What is being asked:
Collect from the data below each line with "Iran".

*** Data shown ***

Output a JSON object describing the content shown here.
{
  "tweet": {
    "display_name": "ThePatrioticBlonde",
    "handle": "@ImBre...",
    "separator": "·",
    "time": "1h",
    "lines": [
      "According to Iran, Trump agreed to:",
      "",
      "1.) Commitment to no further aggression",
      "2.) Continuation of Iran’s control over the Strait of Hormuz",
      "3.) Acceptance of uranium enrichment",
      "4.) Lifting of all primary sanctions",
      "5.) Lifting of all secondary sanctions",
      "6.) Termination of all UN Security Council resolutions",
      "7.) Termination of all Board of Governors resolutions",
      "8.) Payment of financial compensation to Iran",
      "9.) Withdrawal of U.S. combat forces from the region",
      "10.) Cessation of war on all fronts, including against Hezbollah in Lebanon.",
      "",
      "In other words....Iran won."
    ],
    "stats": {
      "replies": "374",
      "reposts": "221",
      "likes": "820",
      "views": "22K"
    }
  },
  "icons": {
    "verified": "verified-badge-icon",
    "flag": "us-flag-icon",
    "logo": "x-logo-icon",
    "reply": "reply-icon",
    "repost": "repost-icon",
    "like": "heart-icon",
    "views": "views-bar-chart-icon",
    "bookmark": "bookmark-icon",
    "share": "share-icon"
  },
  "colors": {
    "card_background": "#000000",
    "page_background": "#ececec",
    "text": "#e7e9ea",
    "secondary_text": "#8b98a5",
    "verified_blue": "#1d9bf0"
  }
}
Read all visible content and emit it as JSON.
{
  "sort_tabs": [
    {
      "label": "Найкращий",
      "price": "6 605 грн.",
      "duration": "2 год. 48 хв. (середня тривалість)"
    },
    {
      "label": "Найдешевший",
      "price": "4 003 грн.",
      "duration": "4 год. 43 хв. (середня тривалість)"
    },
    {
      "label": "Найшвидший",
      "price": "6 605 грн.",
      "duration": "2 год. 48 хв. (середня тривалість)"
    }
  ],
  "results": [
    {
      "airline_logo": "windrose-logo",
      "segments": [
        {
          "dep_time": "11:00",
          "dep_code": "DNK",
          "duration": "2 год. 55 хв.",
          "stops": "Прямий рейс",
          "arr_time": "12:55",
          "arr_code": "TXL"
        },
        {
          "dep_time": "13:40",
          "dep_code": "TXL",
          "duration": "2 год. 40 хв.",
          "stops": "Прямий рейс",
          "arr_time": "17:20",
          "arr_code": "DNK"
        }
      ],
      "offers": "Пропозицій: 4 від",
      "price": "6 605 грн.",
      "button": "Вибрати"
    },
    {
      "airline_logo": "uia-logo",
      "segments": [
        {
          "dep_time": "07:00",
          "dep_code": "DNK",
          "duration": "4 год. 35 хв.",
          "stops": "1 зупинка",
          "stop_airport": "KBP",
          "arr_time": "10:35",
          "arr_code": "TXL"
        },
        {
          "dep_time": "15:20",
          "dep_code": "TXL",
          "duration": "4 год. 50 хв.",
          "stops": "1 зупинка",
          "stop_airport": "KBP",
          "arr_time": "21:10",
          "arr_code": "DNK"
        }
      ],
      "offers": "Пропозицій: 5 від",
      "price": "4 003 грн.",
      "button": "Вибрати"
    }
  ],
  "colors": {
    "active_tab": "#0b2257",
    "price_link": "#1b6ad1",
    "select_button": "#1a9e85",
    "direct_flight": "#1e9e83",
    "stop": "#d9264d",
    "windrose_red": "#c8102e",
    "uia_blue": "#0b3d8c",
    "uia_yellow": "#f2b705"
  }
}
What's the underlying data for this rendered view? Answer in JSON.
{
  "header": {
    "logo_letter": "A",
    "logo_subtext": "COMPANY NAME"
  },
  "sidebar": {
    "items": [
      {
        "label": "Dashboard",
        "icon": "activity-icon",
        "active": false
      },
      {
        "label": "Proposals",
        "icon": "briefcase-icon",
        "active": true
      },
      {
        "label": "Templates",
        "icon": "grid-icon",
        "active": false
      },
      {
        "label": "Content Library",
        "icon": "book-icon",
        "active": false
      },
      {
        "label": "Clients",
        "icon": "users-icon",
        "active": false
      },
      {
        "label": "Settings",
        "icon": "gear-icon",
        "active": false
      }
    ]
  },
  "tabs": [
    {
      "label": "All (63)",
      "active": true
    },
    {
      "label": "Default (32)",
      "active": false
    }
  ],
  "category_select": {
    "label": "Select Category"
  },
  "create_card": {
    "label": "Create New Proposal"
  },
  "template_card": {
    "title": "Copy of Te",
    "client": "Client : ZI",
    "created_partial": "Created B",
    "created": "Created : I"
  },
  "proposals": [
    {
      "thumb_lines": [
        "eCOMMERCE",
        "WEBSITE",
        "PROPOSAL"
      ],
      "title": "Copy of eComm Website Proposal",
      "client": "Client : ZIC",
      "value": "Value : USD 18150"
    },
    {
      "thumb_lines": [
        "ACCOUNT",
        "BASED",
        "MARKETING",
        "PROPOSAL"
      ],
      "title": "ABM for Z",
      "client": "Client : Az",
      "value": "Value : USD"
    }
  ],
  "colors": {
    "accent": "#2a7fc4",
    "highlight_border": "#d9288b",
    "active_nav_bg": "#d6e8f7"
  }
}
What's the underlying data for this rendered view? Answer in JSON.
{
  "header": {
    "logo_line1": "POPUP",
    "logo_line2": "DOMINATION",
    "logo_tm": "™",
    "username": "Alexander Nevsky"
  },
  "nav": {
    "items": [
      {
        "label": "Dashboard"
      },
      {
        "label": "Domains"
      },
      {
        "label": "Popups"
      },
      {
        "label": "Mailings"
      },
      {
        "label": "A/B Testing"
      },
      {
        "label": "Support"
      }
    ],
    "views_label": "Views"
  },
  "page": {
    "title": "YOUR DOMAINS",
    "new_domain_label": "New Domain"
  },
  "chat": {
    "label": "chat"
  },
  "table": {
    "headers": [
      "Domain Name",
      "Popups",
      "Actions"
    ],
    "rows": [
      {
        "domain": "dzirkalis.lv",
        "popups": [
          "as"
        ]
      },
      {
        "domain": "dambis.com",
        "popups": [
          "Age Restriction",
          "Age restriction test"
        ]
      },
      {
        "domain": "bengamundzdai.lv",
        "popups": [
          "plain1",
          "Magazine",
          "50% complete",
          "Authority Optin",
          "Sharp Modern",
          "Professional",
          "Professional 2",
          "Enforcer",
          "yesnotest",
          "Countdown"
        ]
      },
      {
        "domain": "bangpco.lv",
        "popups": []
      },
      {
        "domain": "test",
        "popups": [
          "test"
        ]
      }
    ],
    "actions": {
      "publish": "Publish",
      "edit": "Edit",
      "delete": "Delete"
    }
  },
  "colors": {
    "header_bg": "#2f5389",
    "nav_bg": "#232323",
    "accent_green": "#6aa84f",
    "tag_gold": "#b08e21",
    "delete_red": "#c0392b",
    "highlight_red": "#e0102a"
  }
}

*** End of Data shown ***

Answer section:
      "According to Iran, Trump agreed to:",
      "2.) Continuation of Iran’s control over the Strait of Hormuz",
      "8.) Payment of financial compensation to Iran",
      "In other words....Iran won."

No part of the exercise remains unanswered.